April 5, 2011
By Laura Geggel
For Cascade Ridge Elementary School’s annual science fair, fifth-grader Vikram Chennai wanted to know what materials would work best for an astronaut suit.
He knew space has extreme temperatures of hot and cold, so his parents drove him to an industrial fabric store where he bought GORE-TEX, Thinsulate, Mylar and a rubber material called Neoprene.
Chennai grabbed a needle and thread and sewed the fabrics together, using different combinations for each sample.
Reasoning that astronauts are at least 60 percent water, he filled small jars with water and heated them to a body temperature of 98.6 degrees Fahrenheit. Then, he wrapped them in his mix-and-matched fabrics and — just like temperatures a spaceman might encounter — put the bottles and their coats in hot and cold environments.
Every 10 minutes, he recorded the rate of their temperature increase or decrease. The bottle that stayed closest to the temperature of 98.6 degrees would be best suited for an astronaut, he said.
The winning sample — Mylar on the outside to deflect cold and heat, Neoprene in the middle for insulation and Thinsulate on the inside for thermal insulation — had the slowest rate of increase when heated and the slowest rate of decline when chilled.
Chennai’s project won his class’ Best in Show award.
“It was absolutely fantastic,” fifth-grade teacher Scott Bishop said. “Vikram consistently finds ways to go above and beyond. He is very creative and an excellent problem solver.”
More than 360 students participated in Cascade Ridge’s science fair, a school record. While fourth- and fifth-grade students were required to create an experiment, younger students could also enter, and eight classes choose to enter projects together.
“The exhibits are phenomenal,” organizer Pete Wengert said.
Community volunteers also came to Cascade Ridge’s science fair: the Issaquah Valley Rock Club shared information about rocks, fossils and minerals; Amgen taught students about salmon DNA; and parents taught students about space and flight.
For his experiment, fifth-grader Sriram Parasurama wondered which tree — a conifer or a deciduous — would perspire more water.
“I found two trees, one with leaves and one without leaves, and I tied plastic bags around their branches for a week,” he said.
After seven days, Parasurama found that the pine tree branch had perspired 880 milliliters of water, while the tree with leaves perspired 2,940 milliliters, showing that leaves are like sweaty athletes, perspiring water more than their pine counterparts.
His classmate, fifth-grader Regan Rodman, studied another plant — the onion.
More specifically, she wondered the best way she could cut one without crying.
“When you cut onions, you break the cells, releasing their content,” Rodman wrote on her research poster. “The gasses released mix with the water in your tear ducts to form sulfuric acid, which burns, causing your eyes to sting or cry.”
Rodman tried a variety of independent variables. She cut an onion with various foods in her mouth — a sugar cube, a piece of bread and a lemon. None of these helped stymie her tears.

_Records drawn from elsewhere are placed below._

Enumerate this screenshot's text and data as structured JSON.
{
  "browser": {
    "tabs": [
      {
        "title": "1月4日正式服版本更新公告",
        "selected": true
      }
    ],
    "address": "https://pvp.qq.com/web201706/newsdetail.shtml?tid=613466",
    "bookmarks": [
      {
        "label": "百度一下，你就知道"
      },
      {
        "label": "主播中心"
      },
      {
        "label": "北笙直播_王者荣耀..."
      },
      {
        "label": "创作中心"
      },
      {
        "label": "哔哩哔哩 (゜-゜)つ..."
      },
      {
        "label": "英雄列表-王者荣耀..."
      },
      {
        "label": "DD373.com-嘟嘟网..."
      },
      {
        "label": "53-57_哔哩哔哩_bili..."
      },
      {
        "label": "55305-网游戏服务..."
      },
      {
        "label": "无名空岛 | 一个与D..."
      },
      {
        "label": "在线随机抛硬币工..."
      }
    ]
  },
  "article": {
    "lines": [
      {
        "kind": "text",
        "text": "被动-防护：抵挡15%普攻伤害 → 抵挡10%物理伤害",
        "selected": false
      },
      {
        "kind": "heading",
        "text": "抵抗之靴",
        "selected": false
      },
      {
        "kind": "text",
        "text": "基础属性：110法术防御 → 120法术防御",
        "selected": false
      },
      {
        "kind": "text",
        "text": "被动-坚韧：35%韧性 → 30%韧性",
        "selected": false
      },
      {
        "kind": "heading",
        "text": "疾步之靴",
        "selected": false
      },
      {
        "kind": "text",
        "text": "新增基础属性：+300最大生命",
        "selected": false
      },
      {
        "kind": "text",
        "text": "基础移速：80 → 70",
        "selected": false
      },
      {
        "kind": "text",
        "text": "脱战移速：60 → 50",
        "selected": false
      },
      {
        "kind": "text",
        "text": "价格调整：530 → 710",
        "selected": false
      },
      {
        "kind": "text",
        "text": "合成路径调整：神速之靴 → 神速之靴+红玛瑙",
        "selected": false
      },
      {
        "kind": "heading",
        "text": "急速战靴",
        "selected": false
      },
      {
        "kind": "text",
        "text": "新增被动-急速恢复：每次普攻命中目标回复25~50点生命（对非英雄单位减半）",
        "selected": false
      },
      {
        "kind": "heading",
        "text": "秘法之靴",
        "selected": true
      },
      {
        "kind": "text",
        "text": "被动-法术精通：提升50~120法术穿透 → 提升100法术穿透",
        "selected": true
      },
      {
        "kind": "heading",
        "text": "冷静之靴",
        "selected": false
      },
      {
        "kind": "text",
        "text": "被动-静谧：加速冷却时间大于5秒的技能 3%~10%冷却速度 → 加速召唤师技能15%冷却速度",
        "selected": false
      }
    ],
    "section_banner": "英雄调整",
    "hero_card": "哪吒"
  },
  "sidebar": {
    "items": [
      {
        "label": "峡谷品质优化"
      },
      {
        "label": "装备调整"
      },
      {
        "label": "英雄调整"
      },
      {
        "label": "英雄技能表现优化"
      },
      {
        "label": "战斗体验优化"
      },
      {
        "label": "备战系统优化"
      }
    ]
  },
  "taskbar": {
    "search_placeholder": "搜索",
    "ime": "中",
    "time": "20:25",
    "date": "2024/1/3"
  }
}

“I found out that cutting an onion under water is the best way,” she said.
Fifth-grader Mikey Wilson examined electromagnets. Which wire — a 30-gauge insulated with paint or a 20-gauge insulated with plastic — would pick up more paperclips when an electrical current was running through it?
He hypothesized the 20-gauge wire would pick up more paper clips, because it had thicker insulation. His experiment supported his claim.

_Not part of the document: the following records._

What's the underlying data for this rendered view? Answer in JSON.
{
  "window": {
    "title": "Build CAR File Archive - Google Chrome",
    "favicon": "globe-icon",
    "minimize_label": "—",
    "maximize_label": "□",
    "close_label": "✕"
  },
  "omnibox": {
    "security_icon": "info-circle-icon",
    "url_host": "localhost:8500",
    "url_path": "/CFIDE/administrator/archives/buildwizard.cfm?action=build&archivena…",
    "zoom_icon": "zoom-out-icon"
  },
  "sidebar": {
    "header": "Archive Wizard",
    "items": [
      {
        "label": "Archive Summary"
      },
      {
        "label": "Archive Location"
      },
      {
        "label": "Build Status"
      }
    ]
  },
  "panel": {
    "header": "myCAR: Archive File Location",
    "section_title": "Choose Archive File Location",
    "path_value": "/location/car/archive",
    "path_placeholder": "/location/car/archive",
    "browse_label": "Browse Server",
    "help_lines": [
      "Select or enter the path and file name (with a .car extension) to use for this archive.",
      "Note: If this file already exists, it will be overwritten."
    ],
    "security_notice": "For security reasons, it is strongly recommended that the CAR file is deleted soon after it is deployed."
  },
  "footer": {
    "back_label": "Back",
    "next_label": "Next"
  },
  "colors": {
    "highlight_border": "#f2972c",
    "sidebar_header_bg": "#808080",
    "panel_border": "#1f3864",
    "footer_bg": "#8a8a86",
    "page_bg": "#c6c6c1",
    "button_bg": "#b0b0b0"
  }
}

“If you are trying to make an electrical magnet, then you should get a higher gauge and a more insulated wire,” he said.
Laura Geggel: 392-6434, ext. 241, or email@example.com. Comment at www.issaquahpress.com.